▸ **ABOUT THIS TASK**
Reproduce every entry exactly.

▸ **MATERIAL TO PROCESS**
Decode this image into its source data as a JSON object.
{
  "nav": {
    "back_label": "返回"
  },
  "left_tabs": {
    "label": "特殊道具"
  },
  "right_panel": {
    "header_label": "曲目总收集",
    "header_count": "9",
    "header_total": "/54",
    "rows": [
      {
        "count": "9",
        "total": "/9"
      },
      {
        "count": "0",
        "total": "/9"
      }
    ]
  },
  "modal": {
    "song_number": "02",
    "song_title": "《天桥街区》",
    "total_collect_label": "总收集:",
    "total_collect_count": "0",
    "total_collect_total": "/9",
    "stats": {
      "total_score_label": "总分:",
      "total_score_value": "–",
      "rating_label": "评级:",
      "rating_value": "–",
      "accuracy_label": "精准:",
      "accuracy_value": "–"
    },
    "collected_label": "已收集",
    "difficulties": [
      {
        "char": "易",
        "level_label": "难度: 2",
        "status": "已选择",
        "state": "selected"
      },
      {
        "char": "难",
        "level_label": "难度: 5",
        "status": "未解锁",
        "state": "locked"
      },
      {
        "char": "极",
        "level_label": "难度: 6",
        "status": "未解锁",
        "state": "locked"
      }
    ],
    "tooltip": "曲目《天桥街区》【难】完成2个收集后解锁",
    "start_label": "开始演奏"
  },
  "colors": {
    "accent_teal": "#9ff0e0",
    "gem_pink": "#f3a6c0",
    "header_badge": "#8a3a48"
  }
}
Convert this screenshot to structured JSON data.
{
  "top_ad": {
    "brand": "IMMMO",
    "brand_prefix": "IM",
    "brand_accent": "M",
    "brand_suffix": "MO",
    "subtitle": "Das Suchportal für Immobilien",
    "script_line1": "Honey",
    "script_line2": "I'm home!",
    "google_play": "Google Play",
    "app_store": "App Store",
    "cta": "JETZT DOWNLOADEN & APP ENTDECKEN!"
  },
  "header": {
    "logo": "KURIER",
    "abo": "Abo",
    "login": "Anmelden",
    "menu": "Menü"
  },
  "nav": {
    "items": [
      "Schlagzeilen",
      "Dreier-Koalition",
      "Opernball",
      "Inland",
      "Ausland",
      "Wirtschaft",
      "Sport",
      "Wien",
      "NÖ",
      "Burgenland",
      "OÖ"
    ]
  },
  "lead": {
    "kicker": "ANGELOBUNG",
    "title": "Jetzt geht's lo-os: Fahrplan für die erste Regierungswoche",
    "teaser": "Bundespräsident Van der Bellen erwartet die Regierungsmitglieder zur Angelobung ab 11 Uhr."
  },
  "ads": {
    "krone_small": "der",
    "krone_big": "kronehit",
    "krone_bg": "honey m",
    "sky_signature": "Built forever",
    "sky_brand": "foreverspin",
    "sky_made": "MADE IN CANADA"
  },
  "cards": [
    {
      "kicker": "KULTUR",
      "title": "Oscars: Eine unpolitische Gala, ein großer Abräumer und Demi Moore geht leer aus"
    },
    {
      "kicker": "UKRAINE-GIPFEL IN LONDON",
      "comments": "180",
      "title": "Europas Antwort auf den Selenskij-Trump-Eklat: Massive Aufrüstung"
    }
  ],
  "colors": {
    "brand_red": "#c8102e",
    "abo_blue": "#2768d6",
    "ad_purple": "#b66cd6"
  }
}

▸ **YOUR SOLUTION**
Decode this image into its source data as a JSON object.
{
  "nav": {
    "back_label": "返回"
  },
  "left_tabs": {
    "label": "特殊道具"
  },
  "right_panel": {
    "header_label": "曲目总收集",
    "header_count": "9",
    "header_total": "/54",
    "rows": [
      {
        "count": "9",
        "total": "/9"
      },
      {
        "count": "0",
        "total": "/9"
      }
    ]
  },
  "modal": {
    "song_number": "02",
    "song_title": "《天桥街区》",
    "total_collect_label": "总收集:",
    "total_collect_count": "0",
    "total_collect_total": "/9",
    "stats": {
      "total_score_label": "总分:",
      "total_score_value": "–",
      "rating_label": "评级:",
      "rating_value": "–",
      "accuracy_label": "精准:",
      "accuracy_value": "–"
    },
    "collected_label": "已收集",
    "difficulties": [
      {
        "char": "易",
        "level_label": "难度: 2",
        "status": "已选择",
        "state": "selected"
      },
      {
        "char": "难",
        "level_label": "难度: 5",
        "status": "未解锁",
        "state": "locked"
      },
      {
        "char": "极",
        "level_label": "难度: 6",
        "status": "未解锁",
        "state": "locked"
      }
    ],
    "tooltip": "曲目《天桥街区》【难】完成2个收集后解锁",
    "start_label": "开始演奏"
  },
  "colors": {
    "accent_teal": "#9ff0e0",
    "gem_pink": "#f3a6c0",
    "header_badge": "#8a3a48"
  }
}
Convert this screenshot to structured JSON data.
{
  "top_ad": {
    "brand": "IMMMO",
    "brand_prefix": "IM",
    "brand_accent": "M",
    "brand_suffix": "MO",
    "subtitle": "Das Suchportal für Immobilien",
    "script_line1": "Honey",
    "script_line2": "I'm home!",
    "google_play": "Google Play",
    "app_store": "App Store",
    "cta": "JETZT DOWNLOADEN & APP ENTDECKEN!"
  },
  "header": {
    "logo": "KURIER",
    "abo": "Abo",
    "login": "Anmelden",
    "menu": "Menü"
  },
  "nav": {
    "items": [
      "Schlagzeilen",
      "Dreier-Koalition",
      "Opernball",
      "Inland",
      "Ausland",
      "Wirtschaft",
      "Sport",
      "Wien",
      "NÖ",
      "Burgenland",
      "OÖ"
    ]
  },
  "lead": {
    "kicker": "ANGELOBUNG",
    "title": "Jetzt geht's lo-os: Fahrplan für die erste Regierungswoche",
    "teaser": "Bundespräsident Van der Bellen erwartet die Regierungsmitglieder zur Angelobung ab 11 Uhr."
  },
  "ads": {
    "krone_small": "der",
    "krone_big": "kronehit",
    "krone_bg": "honey m",
    "sky_signature": "Built forever",
    "sky_brand": "foreverspin",
    "sky_made": "MADE IN CANADA"
  },
  "cards": [
    {
      "kicker": "KULTUR",
      "title": "Oscars: Eine unpolitische Gala, ein großer Abräumer und Demi Moore geht leer aus"
    },
    {
      "kicker": "UKRAINE-GIPFEL IN LONDON",
      "comments": "180",
      "title": "Europas Antwort auf den Selenskij-Trump-Eklat: Massive Aufrüstung"
    }
  ],
  "colors": {
    "brand_red": "#c8102e",
    "abo_blue": "#2768d6",
    "ad_purple": "#b66cd6"
  }
}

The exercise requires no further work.